Recently I heard about the proceedings of a parking ticket infraction in the state of Georgia which had me scratching my head. A person I know filed an appeal against a parking ticket because they believed they had decisive evidence to prove the ticket was issued in error.
When they showed up in court as the first step their case was processed at the hands of prosecutors. The prosecution asked them a number of questions related to the case, such as why the defendant would go to all that trouble to appeal. The defendant explained that they believed the ticket was issued in error and they had photo evidence. The prosecution then demanded to see the evidence, claiming the defendant was required to show any evidence to them because "we have to put it on file and compare it with the pictures we have on file." The defendant, though unwilling, complied with their order. After seeing the defendant's evidence one of the prosecutors made a comment suggesting the defendant "would do anything to get out of a ticket." This all took place prior to the trial.

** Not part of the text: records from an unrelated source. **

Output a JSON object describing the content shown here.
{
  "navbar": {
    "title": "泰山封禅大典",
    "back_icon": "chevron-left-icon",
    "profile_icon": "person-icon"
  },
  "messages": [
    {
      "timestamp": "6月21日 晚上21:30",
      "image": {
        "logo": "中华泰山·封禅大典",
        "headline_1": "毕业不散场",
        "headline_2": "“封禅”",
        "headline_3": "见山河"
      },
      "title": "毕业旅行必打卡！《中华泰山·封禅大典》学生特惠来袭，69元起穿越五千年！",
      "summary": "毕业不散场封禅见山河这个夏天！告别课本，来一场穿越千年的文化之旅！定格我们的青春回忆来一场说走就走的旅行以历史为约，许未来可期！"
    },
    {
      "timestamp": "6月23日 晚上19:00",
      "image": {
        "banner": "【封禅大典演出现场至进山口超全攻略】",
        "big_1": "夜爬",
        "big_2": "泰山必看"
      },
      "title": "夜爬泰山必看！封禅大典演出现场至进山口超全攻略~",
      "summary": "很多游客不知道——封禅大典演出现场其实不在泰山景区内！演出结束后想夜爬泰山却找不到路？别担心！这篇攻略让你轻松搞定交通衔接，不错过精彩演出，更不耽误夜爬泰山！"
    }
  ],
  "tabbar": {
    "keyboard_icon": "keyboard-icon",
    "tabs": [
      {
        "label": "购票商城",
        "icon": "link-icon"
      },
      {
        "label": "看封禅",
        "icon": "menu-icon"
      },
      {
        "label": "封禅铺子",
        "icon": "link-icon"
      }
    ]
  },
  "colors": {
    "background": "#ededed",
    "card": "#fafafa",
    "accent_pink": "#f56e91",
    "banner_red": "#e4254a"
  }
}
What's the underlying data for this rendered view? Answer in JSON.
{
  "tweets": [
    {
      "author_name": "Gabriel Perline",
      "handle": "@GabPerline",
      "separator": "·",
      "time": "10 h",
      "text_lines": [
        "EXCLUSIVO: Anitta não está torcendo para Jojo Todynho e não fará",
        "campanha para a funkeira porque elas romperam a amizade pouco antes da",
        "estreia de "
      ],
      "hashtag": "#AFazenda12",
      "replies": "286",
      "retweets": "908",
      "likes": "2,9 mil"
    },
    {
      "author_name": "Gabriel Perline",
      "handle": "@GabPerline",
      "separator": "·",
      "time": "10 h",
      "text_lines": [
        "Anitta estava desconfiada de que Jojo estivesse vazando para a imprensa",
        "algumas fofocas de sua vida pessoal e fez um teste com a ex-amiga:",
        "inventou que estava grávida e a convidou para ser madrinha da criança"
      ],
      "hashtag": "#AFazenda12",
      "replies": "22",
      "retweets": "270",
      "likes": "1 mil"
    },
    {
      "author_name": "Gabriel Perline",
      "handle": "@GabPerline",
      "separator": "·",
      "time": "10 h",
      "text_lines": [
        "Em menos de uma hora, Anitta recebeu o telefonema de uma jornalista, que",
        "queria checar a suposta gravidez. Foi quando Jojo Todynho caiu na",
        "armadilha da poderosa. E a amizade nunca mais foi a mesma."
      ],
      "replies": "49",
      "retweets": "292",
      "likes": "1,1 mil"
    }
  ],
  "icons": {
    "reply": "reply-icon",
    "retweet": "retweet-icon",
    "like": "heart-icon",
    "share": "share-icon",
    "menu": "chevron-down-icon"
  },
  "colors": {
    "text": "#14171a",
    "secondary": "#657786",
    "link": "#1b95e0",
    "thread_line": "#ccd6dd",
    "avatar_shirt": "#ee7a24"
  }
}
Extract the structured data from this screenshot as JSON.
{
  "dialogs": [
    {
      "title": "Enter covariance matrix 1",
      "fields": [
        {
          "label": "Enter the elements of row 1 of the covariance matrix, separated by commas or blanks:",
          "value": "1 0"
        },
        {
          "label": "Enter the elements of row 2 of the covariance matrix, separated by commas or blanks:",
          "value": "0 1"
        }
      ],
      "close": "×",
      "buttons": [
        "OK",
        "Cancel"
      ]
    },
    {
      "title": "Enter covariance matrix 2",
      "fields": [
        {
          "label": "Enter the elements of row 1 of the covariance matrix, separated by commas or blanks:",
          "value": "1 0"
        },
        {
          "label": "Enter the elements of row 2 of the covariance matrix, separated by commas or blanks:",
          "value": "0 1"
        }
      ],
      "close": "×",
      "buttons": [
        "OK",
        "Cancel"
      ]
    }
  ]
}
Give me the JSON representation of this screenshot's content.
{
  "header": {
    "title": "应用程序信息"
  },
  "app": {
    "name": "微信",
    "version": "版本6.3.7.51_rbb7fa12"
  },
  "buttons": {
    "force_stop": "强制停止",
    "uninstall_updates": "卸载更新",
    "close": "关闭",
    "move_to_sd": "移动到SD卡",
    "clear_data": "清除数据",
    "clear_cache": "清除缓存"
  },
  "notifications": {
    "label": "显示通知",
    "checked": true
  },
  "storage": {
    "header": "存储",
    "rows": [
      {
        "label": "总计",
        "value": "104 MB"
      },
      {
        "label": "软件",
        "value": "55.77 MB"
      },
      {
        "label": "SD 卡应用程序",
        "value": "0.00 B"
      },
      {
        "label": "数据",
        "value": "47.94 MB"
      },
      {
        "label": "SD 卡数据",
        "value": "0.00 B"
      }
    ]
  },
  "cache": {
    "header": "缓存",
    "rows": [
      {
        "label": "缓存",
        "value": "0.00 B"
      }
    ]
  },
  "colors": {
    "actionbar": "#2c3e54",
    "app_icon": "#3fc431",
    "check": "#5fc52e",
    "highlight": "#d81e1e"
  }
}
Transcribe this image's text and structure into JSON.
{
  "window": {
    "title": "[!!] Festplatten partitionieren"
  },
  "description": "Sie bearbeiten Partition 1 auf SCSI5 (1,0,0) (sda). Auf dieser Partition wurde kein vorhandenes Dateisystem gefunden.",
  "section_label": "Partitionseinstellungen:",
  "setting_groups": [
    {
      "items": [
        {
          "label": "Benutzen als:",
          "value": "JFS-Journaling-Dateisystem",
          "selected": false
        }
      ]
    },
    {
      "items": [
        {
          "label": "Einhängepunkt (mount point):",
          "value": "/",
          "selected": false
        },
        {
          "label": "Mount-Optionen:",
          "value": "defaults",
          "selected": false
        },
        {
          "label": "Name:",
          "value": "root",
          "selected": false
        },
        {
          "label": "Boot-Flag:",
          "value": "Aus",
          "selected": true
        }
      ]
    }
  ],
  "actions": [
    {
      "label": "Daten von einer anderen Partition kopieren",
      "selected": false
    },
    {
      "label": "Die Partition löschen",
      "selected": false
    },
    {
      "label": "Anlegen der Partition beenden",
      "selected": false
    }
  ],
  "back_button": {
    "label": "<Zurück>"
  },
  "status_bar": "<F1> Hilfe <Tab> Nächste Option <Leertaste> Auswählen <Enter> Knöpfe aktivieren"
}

During the trial most of the talking was done by the prosecutors who suggested to the judge that the defendant's evidence was "fake." I heard about the court proceedings and felt the prosecution's actions were unwarranted and maybe even unlawful. So my question is during a civil infraction case, does the prosecution's claim that the defendant is required to turn over evidence hold water? I did some research but it seems most articles (example) talk about criminal cases.
*Also worth noting is that the defendant was a person with limited English proficiency (LEP) and required licensed interpretation. Despite knowing this the prosecutors insisted on speaking to the defendant prior to trial in English without an interpreter. (In fact the court is so ill-prepared for interpretation requests that only after resetting the court date five times they were finally able to get a call-in interpreter for several minutes during the trial.)